Stage 3: Align the spreadsheet risk assessment model to the business
Not every spreadsheet needs to be assessed
The sheer volume of spreadsheets revealed through the discovery process can be overwhelming. The organization must define a mechanism for eliminating spreadsheets that do not need to be assessed. This can be achieved through a brief but effective set of questions. The questionnaire can be answered systematically or by using a combination of system generated metrics and evaluation questions.
Complete flow of events from discovery to inventory registration.
Flow comprised of system-based filters and end user/ subject matter expert answers to questionnaire. These help assess whether the spreadsheet should be considered a risk and then assessed.
Determine spreadsheet complexity and generate a complexity score
With the assessment ‘triage’ in place, an organization can now assess the complexity of the spreadsheet. At this stage, most companies draw upon the internal stakeholders and experts to agree upon a complexity assessment algorithm.
In the past, these questions have typically been limited to:
- Business processes the spreadsheet directly supports
- Ability to modify spreadsheet’s data
- Support for ‘linked’ processes
- Inclusion of PII
- Macro usage
However, regulators have recently begun focusing far greater attention on data lineage. This extends to the data integrity of the spreadsheet’s production versions. Best practice is to now factor in linked files, from an input and output perspective. Moreover, data lineage maps should include every subsequent link (linked source(s) of a linked source).
The data lineage map below illustrates a common occurrence. More spreadsheets are pulling and pushing data from multiple sources and file types many layers deep. This increases the inherent complexity of the spreadsheet significantly.
In this regard, the complexity assessment scoring table needs to be updated to include the results of a separate scoring model. This additional scoring model must assign a complexity weight based on the risk encompassing the spreadsheet and all its linked sources.
In short, the inventory record for each spreadsheet should include all the factors mentioned above. The inventory illustration below shows typical complexity factors, including external link counts. In this example, when link count is factored in, all the inventoried spreadsheets are classified as high complexity.
Determine what the materiality assessment questionnaire includes
As described earlier, materiality is defined as the impact resulting from a failure of controls. Using a materiality assessment questionnaire helps measure the inherent risk a spreadsheet presents. Once answered, the responses should be converted into a scoring system. The scoring system will determine the control groups and control types that need to be applied to each spreadsheet.
In the following example, each control group is assigned to a 3R risk category of readiness, responsibility, and reliability.

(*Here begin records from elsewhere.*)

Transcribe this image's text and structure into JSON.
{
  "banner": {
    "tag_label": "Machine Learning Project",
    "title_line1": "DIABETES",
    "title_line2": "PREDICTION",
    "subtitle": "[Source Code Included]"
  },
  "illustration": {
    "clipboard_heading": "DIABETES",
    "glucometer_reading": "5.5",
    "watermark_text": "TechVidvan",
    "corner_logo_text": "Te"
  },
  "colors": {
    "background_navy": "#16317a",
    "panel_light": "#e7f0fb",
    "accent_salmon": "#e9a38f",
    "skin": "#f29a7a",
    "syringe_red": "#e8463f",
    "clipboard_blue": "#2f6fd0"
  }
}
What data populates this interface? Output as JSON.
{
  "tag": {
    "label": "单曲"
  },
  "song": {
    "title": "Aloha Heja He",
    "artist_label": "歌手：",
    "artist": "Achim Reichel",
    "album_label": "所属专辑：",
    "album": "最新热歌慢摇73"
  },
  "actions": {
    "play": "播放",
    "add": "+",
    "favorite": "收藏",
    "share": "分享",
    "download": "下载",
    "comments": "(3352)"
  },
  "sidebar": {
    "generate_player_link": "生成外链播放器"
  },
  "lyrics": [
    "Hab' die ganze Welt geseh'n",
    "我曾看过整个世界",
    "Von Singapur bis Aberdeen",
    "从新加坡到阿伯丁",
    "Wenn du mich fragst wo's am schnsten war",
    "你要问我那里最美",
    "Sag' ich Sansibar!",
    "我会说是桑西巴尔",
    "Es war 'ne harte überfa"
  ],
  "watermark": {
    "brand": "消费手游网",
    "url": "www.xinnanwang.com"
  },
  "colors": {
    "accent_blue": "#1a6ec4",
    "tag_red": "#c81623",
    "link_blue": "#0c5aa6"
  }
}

The sample questions below, grouped by 3R risk category, are taken from several global banking and financial services companies. This should not be considered a definitive list, but rather a starting point in developing an organization-specific list.
As with the complexity scoring methodology, the materiality assessment questionnaire also needs to be scored. Similarly, the organization should base this on their own view of present and future vulnerabilities. Vulnerability scope should consider the maturity and effectiveness of the systems that support each control group.
Once the scoring algorithm is in place, mandatory controls can be aligned to a control group and 3R risk category. Now the results of the materiality assessment can be systematically applied to determine the controls for each spreadsheet.
Controls assessment based on scoring system shown earlier.